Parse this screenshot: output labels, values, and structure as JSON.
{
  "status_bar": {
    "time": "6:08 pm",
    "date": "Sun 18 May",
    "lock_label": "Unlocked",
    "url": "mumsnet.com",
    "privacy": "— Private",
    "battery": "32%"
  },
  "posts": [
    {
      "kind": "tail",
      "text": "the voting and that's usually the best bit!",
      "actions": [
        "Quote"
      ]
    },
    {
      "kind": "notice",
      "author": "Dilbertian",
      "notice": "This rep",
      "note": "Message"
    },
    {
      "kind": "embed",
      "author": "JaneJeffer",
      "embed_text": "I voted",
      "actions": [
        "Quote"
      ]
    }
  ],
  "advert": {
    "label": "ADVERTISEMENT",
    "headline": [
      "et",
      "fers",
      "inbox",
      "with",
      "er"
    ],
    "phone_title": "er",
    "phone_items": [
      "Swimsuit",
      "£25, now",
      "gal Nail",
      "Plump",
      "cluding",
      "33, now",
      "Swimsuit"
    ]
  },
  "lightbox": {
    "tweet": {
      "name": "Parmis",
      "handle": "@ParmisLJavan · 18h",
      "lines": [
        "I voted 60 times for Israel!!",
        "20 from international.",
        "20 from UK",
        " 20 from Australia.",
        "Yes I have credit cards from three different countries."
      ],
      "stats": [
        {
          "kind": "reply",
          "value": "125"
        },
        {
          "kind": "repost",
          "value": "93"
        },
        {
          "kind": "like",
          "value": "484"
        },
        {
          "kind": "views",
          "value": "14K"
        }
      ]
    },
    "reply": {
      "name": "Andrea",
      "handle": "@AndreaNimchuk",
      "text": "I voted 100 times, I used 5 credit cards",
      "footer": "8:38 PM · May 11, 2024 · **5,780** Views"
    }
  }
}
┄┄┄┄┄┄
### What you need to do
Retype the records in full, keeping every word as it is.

### Exercise answer
Parse this screenshot: output labels, values, and structure as JSON.
{
  "status_bar": {
    "time": "6:08 pm",
    "date": "Sun 18 May",
    "lock_label": "Unlocked",
    "url": "mumsnet.com",
    "privacy": "— Private",
    "battery": "32%"
  },
  "posts": [
    {
      "kind": "tail",
      "text": "the voting and that's usually the best bit!",
      "actions": [
        "Quote"
      ]
    },
    {
      "kind": "notice",
      "author": "Dilbertian",
      "notice": "This rep",
      "note": "Message"
    },
    {
      "kind": "embed",
      "author": "JaneJeffer",
      "embed_text": "I voted",
      "actions": [
        "Quote"
      ]
    }
  ],
  "advert": {
    "label": "ADVERTISEMENT",
    "headline": [
      "et",
      "fers",
      "inbox",
      "with",
      "er"
    ],
    "phone_title": "er",
    "phone_items": [
      "Swimsuit",
      "£25, now",
      "gal Nail",
      "Plump",
      "cluding",
      "33, now",
      "Swimsuit"
    ]
  },
  "lightbox": {
    "tweet": {
      "name": "Parmis",
      "handle": "@ParmisLJavan · 18h",
      "lines": [
        "I voted 60 times for Israel!!",
        "20 from international.",
        "20 from UK",
        " 20 from Australia.",
        "Yes I have credit cards from three different countries."
      ],
      "stats": [
        {
          "kind": "reply",
          "value": "125"
        },
        {
          "kind": "repost",
          "value": "93"
        },
        {
          "kind": "like",
          "value": "484"
        },
        {
          "kind": "views",
          "value": "14K"
        }
      ]
    },
    "reply": {
      "name": "Andrea",
      "handle": "@AndreaNimchuk",
      "text": "I voted 100 times, I used 5 credit cards",
      "footer": "8:38 PM · May 11, 2024 · **5,780** Views"
    }
  }
}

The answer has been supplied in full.